· PGE also operates a liquid waste management program to ensure that waste water is safe
for the environment.
· PGE maintains an extensive water-quality monitoring program on Carty Reservoir.
· All direct discharges to public waters are prohibited.
· The plant shuts down for a period of time in spring for maintenance.
A Community At Work
· PGE employs approximately 130 people. These include mechanics, chemists, control operators, storeroom-personnel, administrative assistants, clerks, and technicians.
· Boardman is a recipient of the Safety and Health Achievement Recognition Program (SHARP) and Oregon Occupational Safety and Health (OSHA) award for safety.
Pros and Cons of Coal
· Coal provides about 22% of the world’s commercial energy (and 22% in the United States). It is used to generate 62% of the world’s electricity and to make 75% of its steel. In the United States, coal is burned to generate about 52% of the country’s electricity.
· Coal is the world’s most abundant fossil fuel. Identified world reserves of coal should last at least 225 years at the current usage rate, and 65 years if usage rises 2% per year. The world’s unidentified coal reserves are projected to last about 900 years at the current consumption rate and 149 years if the usage rate increases 2% per year.

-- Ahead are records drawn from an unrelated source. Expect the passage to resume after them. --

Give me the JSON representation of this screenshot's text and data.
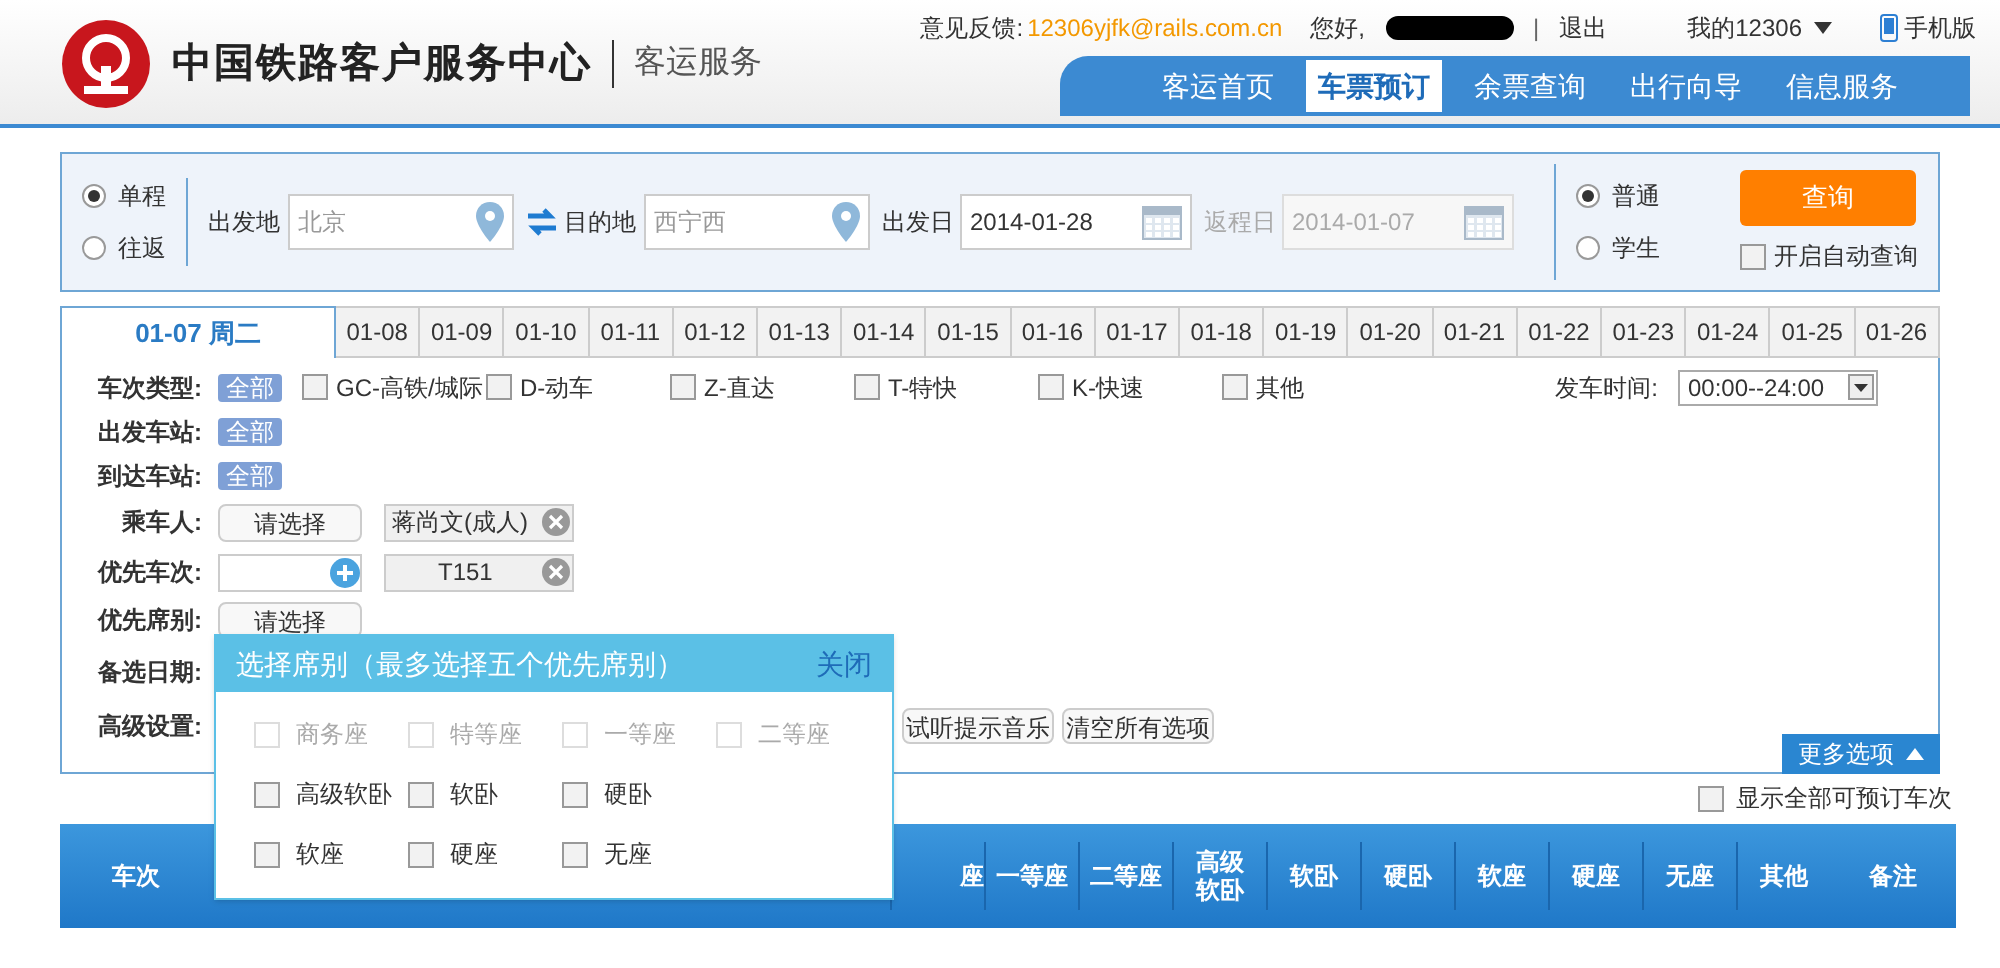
{
  "header": {
    "org": "中国铁路客户服务中心",
    "sub": "客运服务",
    "feedback_label": "意见反馈:",
    "feedback_email": "12306yjfk@rails.com.cn",
    "greeting": "您好,",
    "separator": "|",
    "logout": "退出",
    "my": "我的12306",
    "mobile": "手机版"
  },
  "nav": [
    {
      "label": "客运首页",
      "selected": false
    },
    {
      "label": "车票预订",
      "selected": true
    },
    {
      "label": "余票查询",
      "selected": false
    },
    {
      "label": "出行向导",
      "selected": false
    },
    {
      "label": "信息服务",
      "selected": false
    }
  ],
  "search": {
    "trip_types": [
      {
        "label": "单程",
        "selected": true
      },
      {
        "label": "往返",
        "selected": false
      }
    ],
    "from_label": "出发地",
    "from_value": "北京",
    "to_label": "目的地",
    "to_value": "西宁西",
    "depart_label": "出发日",
    "depart_value": "2014-01-28",
    "return_label": "返程日",
    "return_value": "2014-01-07",
    "return_disabled": true,
    "ticket_types": [
      {
        "label": "普通",
        "selected": true
      },
      {
        "label": "学生",
        "selected": false
      }
    ],
    "query_button": "查询",
    "auto_query": {
      "label": "开启自动查询",
      "checked": false
    }
  },
  "date_tabs": [
    {
      "label": "01-07 周二",
      "selected": true
    },
    {
      "label": "01-08",
      "selected": false
    },
    {
      "label": "01-09",
      "selected": false
    },
    {
      "label": "01-10",
      "selected": false
    },
    {
      "label": "01-11",
      "selected": false
    },
    {
      "label": "01-12",
      "selected": false
    },
    {
      "label": "01-13",
      "selected": false
    },
    {
      "label": "01-14",
      "selected": false
    },
    {
      "label": "01-15",
      "selected": false
    },
    {
      "label": "01-16",
      "selected": false
    },
    {
      "label": "01-17",
      "selected": false
    },
    {
      "label": "01-18",
      "selected": false
    },
    {
      "label": "01-19",
      "selected": false
    },
    {
      "label": "01-20",
      "selected": false
    },
    {
      "label": "01-21",
      "selected": false
    },
    {
      "label": "01-22",
      "selected": false
    },
    {
      "label": "01-23",
      "selected": false
    },
    {
      "label": "01-24",
      "selected": false
    },
    {
      "label": "01-25",
      "selected": false
    },
    {
      "label": "01-26",
      "selected": false
    }
  ],
  "filters": {
    "train_type_label": "车次类型:",
    "all": "全部",
    "train_types": [
      {
        "label": "GC-高铁/城际",
        "checked": false
      },
      {
        "label": "D-动车",
        "checked": false
      },
      {
        "label": "Z-直达",
        "checked": false
      },
      {
        "label": "T-特快",
        "checked": false
      },
      {
        "label": "K-快速",
        "checked": false
      },
      {
        "label": "其他",
        "checked": false
      }
    ],
    "time_label": "发车时间:",
    "time_value": "00:00--24:00",
    "from_station_label": "出发车站:",
    "from_station_all": "全部",
    "to_station_label": "到达车站:",
    "to_station_all": "全部",
    "passenger_label": "乘车人:",
    "passenger_button": "请选择",
    "passenger_tag": "蒋尚文(成人)",
    "train_label": "优先车次:",
    "train_tag": "T151",
    "seat_label": "优先席别:",
    "seat_button": "请选择",
    "date_label": "备选日期:",
    "advanced_label": "高级设置:",
    "music_button": "试听提示音乐",
    "clear_button": "清空所有选项",
    "more": "更多选项"
  },
  "show_all": {
    "label": "显示全部可预订车次",
    "checked": false
  },
  "table_columns": [
    "车次",
    "座",
    "一等座",
    "二等座",
    "高级软卧",
    "软卧",
    "硬卧",
    "软座",
    "硬座",
    "无座",
    "其他",
    "备注"
  ],
  "seat_popup": {
    "title": "选择席别（最多选择五个优先席别）",
    "close": "关闭",
    "rows": [
      [
        {
          "label": "商务座",
          "checked": false,
          "disabled": true
        },
        {
          "label": "特等座",
          "checked": false,
          "disabled": true
        },
        {
          "label": "一等座",
          "checked": false,
          "disabled": true
        },
        {
          "label": "二等座",
          "checked": false,
          "disabled": true
        }
      ],
      [
        {
          "label": "高级软卧",
          "checked": false,
          "disabled": false
        },
        {
          "label": "软卧",
          "checked": false,
          "disabled": false
        },
        {
          "label": "硬卧",
          "checked": false,
          "disabled": false
        }
      ],
      [
        {
          "label": "软座",
          "checked": false,
          "disabled": false
        },
        {
          "label": "硬座",
          "checked": false,
          "disabled": false
        },
        {
          "label": "无座",
          "checked": false,
          "disabled": false
        }
      ]
    ]
  }
}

Thus, identified and unidentified supplies of coal could last the world for 965-1,125 years, depending on the rate of usage.
· Coal is very abundant, but it has the highest environmental impact of any fossil fuel from:
(1) land disturbance
(2) air pollution
(3) CO2 emissions (coal accounts for about 43% of the world’s annual emissions)
(4) Release of particles of mercury when burned
(5) Release of thousands of times more radioactive particles into the atmosphere per unit of
energy produced than does a normally operating nuclear power plant
(6) Water pollution
· Each year in the United States alone, air pollutants from coal burning:
(1) kill thousands of people (with estimates ranging from 65,000 to 200,000)
(2) cause at least 50,000 cases of respiratory disease
(3) result in several billion dollars of property damage
· HOWEVER, new ways; such as fluidized-bed combustion, have been developed to burn coal more cleanly and efficiently and may be phases in over the next several decades.
Tom Meyers - Operations Manager
Steve Anderson - Stack Emissions
EPA ReportingEnvironmental Specialist
Portland General Electric
P.O. Box 499
Boardman, OR 97818
David Stewart-Smith - Administrator
Oregon Energy Resources
Linda D Powell - Central Services
User Support Analyst
Rosa Johnson - Central Services
Loretta Kohanes - Energy Resources
Oregon Energy Resources
Tom Meehan - Energy Specialist
Oregon Energy Resources
Loren Mayer - Certificate Holder
Boardman Plant Manager
Bob Conner - Safety Coordinator